It’s certain that Mother Nature won’t be delivering perfect weather and glorious flowers for Easter 2014. But this year, our 19-month-old granddaughter will begin the revival of our Easter Bunny routine.
Egg Ball, anyone?
Ham is traditional for many families’ Easter dinner. Our tradition is roast lamb, but when I do bake a ham, this is the glaze I use.
Bourbon, mustard, and brown sugar glaze for ham
• 2 c. chopped onions, NOT supersweet
• 1/2 c. Dijon mustard
• 3/4 c. dark brown sugar
• 1/3 c. bourbon
• 1 tsp. freshly ground pepper
Remove the ham from the refrigerator 2-3 hours before baking to come to room temperature. Preheat the oven to 300 F. Mix all the above ingredients. On a large sheet of heavy-duty foil, spread a couple spoonfuls of the glaze in a rough circle or oval and set the ham on top of it. Spoon the rest of the glaze over the ham, bring up the edges and crimp the foil to seal completely. Place the ham in a heavy baking dish, preferably nonstick and place in the oven. Alternatively, place the ham in a nonstick pan with a tight fitting lid. Bake about 2 hours or until the ham is completely heated through – it should register 100-115 F. Remove the ham from the foil and scrape as much of the glaze as possible off the foil and onto the ham. Continue to bake until the glaze has thickened and caramelized – another 30-45 minutes.
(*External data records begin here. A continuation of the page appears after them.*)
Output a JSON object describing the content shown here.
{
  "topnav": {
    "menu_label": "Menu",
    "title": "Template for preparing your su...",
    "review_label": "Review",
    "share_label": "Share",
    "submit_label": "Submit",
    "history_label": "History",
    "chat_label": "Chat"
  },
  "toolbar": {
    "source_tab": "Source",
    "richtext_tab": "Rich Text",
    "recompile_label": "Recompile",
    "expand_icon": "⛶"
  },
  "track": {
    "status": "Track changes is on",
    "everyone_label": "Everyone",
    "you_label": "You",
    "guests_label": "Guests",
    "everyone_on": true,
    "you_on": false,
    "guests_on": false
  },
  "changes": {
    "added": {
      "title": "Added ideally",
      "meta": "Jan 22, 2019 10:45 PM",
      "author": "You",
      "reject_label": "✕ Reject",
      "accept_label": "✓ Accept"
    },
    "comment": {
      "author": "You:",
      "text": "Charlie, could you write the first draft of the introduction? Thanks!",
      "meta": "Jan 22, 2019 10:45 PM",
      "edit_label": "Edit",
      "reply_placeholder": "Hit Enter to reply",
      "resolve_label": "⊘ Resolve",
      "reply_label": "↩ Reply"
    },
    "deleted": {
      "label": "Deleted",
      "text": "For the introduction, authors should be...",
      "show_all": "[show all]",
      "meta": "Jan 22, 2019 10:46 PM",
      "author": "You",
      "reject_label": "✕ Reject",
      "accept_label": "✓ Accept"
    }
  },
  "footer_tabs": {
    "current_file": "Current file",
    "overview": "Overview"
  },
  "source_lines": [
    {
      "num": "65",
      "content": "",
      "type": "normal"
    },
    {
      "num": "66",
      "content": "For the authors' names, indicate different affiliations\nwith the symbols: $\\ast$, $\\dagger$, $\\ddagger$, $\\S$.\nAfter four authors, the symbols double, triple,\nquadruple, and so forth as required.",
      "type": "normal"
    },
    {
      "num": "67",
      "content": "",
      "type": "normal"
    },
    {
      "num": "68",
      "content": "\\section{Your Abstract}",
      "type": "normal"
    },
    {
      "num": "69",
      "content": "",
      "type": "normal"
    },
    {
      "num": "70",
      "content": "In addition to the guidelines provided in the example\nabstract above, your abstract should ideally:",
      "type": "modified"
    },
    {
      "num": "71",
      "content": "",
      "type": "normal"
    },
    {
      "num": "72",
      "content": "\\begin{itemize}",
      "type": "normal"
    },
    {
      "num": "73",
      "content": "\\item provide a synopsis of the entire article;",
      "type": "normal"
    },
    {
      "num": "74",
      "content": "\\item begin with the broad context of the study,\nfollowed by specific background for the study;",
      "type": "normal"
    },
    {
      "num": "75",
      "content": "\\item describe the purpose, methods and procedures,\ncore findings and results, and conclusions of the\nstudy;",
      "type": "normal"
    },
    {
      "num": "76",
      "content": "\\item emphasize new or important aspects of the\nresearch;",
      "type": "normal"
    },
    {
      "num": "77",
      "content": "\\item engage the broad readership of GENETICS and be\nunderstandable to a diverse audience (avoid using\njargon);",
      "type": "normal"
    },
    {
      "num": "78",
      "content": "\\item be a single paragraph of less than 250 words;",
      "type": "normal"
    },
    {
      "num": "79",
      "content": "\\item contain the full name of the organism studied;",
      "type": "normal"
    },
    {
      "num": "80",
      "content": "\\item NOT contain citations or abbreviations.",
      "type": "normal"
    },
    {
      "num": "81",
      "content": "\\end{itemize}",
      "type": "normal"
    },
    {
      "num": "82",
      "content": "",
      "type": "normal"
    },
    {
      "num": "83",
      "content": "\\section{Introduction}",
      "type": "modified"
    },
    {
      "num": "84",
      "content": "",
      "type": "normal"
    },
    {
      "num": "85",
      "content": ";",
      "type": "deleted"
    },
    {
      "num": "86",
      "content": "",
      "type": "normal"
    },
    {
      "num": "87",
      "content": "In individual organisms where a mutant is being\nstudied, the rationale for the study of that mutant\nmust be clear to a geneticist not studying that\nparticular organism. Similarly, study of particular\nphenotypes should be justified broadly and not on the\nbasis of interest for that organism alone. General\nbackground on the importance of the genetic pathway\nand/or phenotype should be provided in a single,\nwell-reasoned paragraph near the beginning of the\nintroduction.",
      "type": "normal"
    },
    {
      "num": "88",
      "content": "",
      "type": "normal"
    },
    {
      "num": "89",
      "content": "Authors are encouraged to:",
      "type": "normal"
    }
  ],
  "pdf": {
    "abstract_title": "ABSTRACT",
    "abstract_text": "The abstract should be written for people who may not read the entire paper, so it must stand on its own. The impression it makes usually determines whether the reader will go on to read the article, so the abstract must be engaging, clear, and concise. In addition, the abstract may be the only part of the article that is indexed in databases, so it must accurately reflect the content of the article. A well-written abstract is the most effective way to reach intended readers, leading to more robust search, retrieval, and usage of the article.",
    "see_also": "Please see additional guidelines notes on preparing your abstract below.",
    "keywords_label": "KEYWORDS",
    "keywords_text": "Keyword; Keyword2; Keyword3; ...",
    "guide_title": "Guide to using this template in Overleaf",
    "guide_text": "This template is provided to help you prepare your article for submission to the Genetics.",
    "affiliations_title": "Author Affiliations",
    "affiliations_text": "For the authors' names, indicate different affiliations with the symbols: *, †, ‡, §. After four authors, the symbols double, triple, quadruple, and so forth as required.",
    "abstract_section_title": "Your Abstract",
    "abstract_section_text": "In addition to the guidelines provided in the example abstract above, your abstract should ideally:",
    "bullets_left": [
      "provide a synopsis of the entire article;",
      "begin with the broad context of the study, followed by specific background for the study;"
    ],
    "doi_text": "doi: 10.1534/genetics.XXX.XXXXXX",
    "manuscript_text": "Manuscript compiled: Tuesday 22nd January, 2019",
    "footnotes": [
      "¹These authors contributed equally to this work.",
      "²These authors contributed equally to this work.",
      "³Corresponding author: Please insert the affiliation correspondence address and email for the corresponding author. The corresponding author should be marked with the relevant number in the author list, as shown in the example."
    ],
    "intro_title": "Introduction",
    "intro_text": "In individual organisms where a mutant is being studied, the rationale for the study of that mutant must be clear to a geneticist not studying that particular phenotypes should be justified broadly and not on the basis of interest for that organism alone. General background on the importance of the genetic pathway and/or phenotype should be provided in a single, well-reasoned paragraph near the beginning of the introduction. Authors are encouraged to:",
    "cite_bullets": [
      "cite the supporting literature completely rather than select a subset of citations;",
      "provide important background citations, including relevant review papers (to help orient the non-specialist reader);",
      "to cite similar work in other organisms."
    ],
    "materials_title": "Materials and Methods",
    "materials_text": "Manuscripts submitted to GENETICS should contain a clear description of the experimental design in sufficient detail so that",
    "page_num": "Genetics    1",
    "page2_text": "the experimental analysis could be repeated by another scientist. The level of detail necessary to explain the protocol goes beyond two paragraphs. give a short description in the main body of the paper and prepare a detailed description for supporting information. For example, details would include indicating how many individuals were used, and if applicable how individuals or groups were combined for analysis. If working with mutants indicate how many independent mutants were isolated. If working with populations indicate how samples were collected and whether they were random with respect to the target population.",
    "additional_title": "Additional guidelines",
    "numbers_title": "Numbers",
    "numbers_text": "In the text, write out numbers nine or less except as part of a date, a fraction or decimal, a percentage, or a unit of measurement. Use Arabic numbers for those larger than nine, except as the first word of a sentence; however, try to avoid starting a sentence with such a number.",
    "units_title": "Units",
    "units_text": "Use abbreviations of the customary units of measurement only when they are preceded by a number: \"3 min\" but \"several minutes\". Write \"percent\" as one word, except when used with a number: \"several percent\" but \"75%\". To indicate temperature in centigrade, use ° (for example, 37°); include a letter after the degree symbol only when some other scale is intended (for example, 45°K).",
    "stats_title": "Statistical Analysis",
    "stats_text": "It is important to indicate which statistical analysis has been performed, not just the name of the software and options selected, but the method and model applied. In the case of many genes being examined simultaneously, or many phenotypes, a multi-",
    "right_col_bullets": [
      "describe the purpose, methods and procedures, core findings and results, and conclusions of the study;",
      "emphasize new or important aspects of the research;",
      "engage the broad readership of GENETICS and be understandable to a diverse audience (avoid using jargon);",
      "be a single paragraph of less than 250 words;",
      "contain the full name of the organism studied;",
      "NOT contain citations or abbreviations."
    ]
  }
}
Let stand for about 15 minutes, then carve and serve.
Makes enough glaze for an 8-10 lb. ham.
Contact Julianne Glatz at firstname.lastname@example.org.